Porsche Mission E delivers 800 volt shock to Tesla

Tesla may have had the luxury all-electric sedan space effectively to itself for some time, but Porsche has a striking wake-up call for Elon Musk. The German marque revealed its take on the segment, the Porsche Mission E, at the Frankfurt Motor Show today, currently a concept but undoubtedly previewing just what the company has in mind for its next electrification steps.

In the case of the Mission E, that means over 600 hp from an all-new drive system, with two motors – borrowing tech from the Le Mans winning 919 hybrid – delivering 0-62 mph in under 3.5 seconds.

Thanks to a new 800 volt charging system, Porsche says the Mission E could sufficient juice for around 249 miles of driving in just fifteen minutes. A full charge, meanwhile, is expected to be enough for 310 miles.

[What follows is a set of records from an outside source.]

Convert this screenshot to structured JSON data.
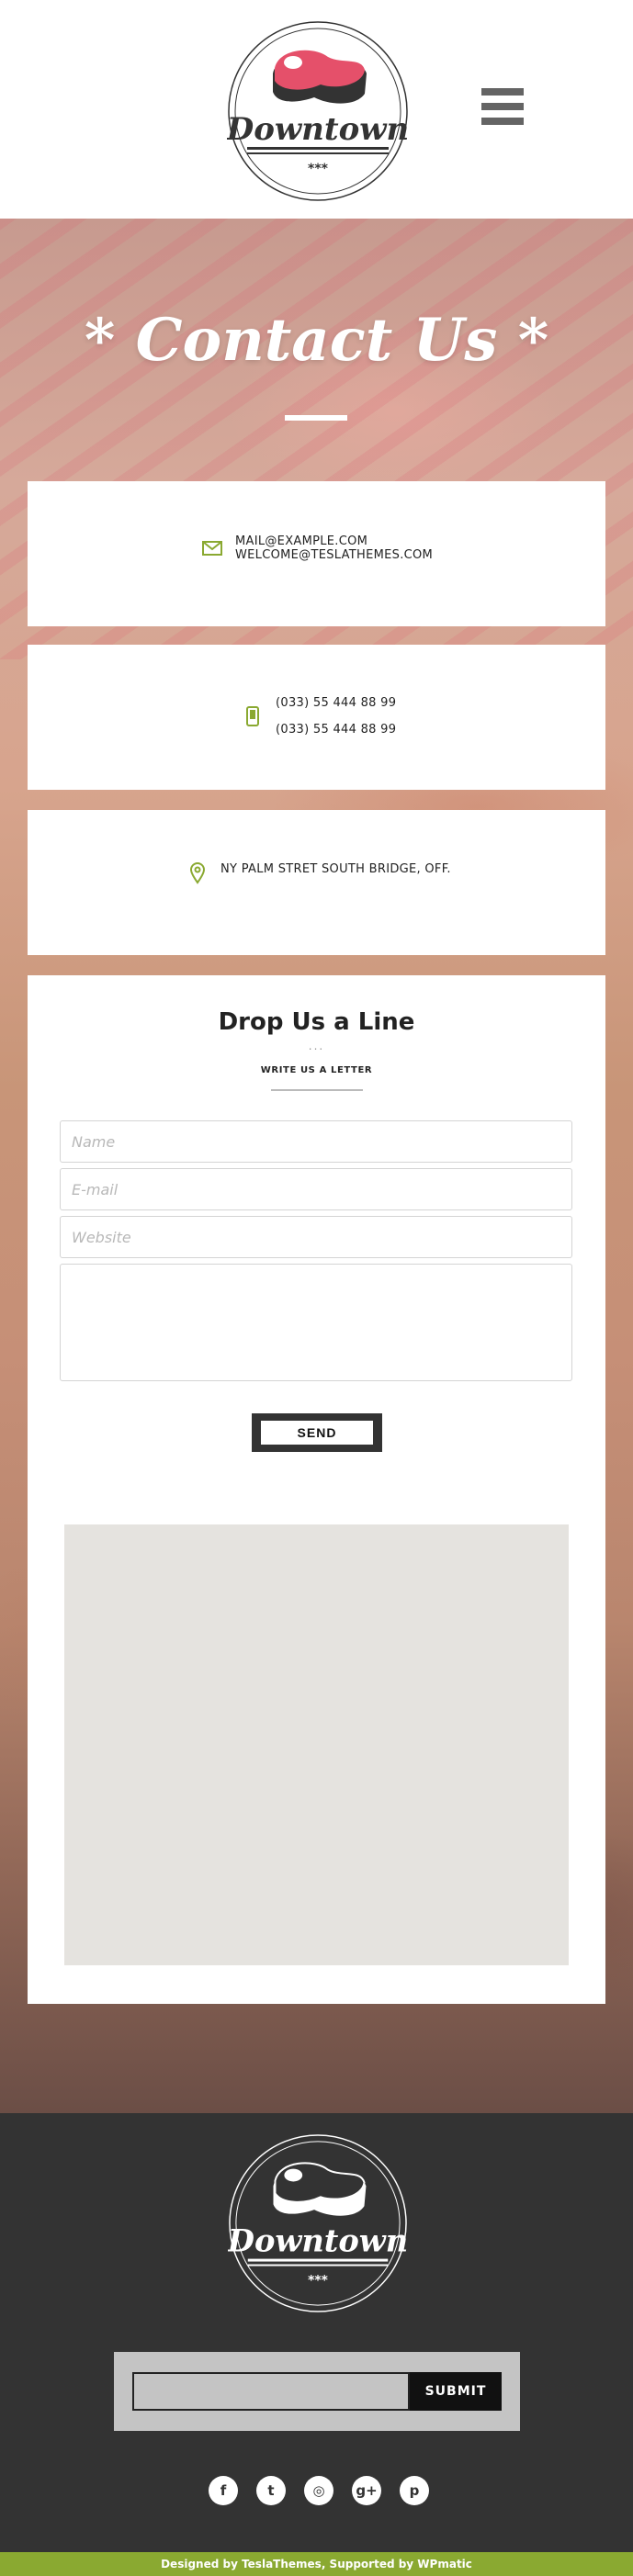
{
  "brand": {
    "name": "Downtown",
    "stars": "***"
  },
  "hero": {
    "title": "* Contact Us *"
  },
  "contact": {
    "emails": [
      "MAIL@EXAMPLE.COM",
      "WELCOME@TESLATHEMES.COM"
    ],
    "phones": [
      "(033) 55 444 88 99",
      "(033) 55 444 88 99"
    ],
    "address": "NY PALM STRET SOUTH BRIDGE, OFF."
  },
  "form": {
    "title": "Drop Us a Line",
    "dots": "...",
    "subtitle": "WRITE US A LETTER",
    "name_placeholder": "Name",
    "email_placeholder": "E-mail",
    "website_placeholder": "Website",
    "message_placeholder": "",
    "send_label": "SEND"
  },
  "footer": {
    "newsletter_button": "SUBMIT",
    "socials": [
      {
        "icon": "facebook-icon",
        "glyph": "f"
      },
      {
        "icon": "twitter-icon",
        "glyph": "t"
      },
      {
        "icon": "dribbble-icon",
        "glyph": "◎"
      },
      {
        "icon": "google-plus-icon",
        "glyph": "g+"
      },
      {
        "icon": "pinterest-icon",
        "glyph": "p"
      }
    ],
    "credits": "Designed by TeslaThemes, Supported by WPmatic"
  },
  "colors": {
    "accent": "#8aa931",
    "steak": "#e5506a",
    "footer_bg": "#333333",
    "map_bg": "#e5e3df"
  }
}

The charging port itself is in the front wing, accompanied by what the company calls its "Porsche Turbo Charging" with a display for system status. If you've not got an 800V supply then regular 400-volt charging stations can be used, and like the Audi e-tron quattro concept there's inductive charging.

On the outside, the whole thing is just 4'3" tall and uses a body made of aluminum, steel, and carbon fibre reinforced polymer to keep the weight down. The battery is slung low under the passenger compartment to keep the center of gravity low too.

Porsche turned to carbon for the wheels, but unlike many EVs these aren't skinny little things. In fact, the Mission E gets wide tyres on 21-inch wheels at the front and 22-inch at the rear.

Added to that is Porsche Torque Vectoring, along with all-wheel steering.

Inside, there are four single seats and some odd instrumentation, with Porsche replacing its traditional gages with OLED versions. These round virtual dials – Connected Car, Performance, Drive, Energy, and Sport Chrono – also use eye-tracking, pulling the relevant controls into focus depending on where the driver is looking.

Parallax graphics take into account the sitting position and the movement of the driver to adjust the virtual angle of the instrumentation, not to mention also making sure that the wheel never blocks things like speed. Holographic controls and gages in the center stack respond to gestures – grasping means select; pulling means control – and there's an iPad app for remote access.

Porsche hasn't been entirely serious, though. A camera in the rear–view mirror spots when the driver is in a good mood and then shows that as an emoji in the instrumentation. Useful? Probably not, but the graphic can be shared on social all the same.

Porsche isn't saying what production plans it has for the Mission E, though it's hard to imagine that the electric sedan isn't previewing a Model S competitor for some point down the line. Likely to make more of a splash is the 800 volt charging system, however, which could address one of the lingering pain points of electric cars in one fell swoop.

[gallerybanner p=404512]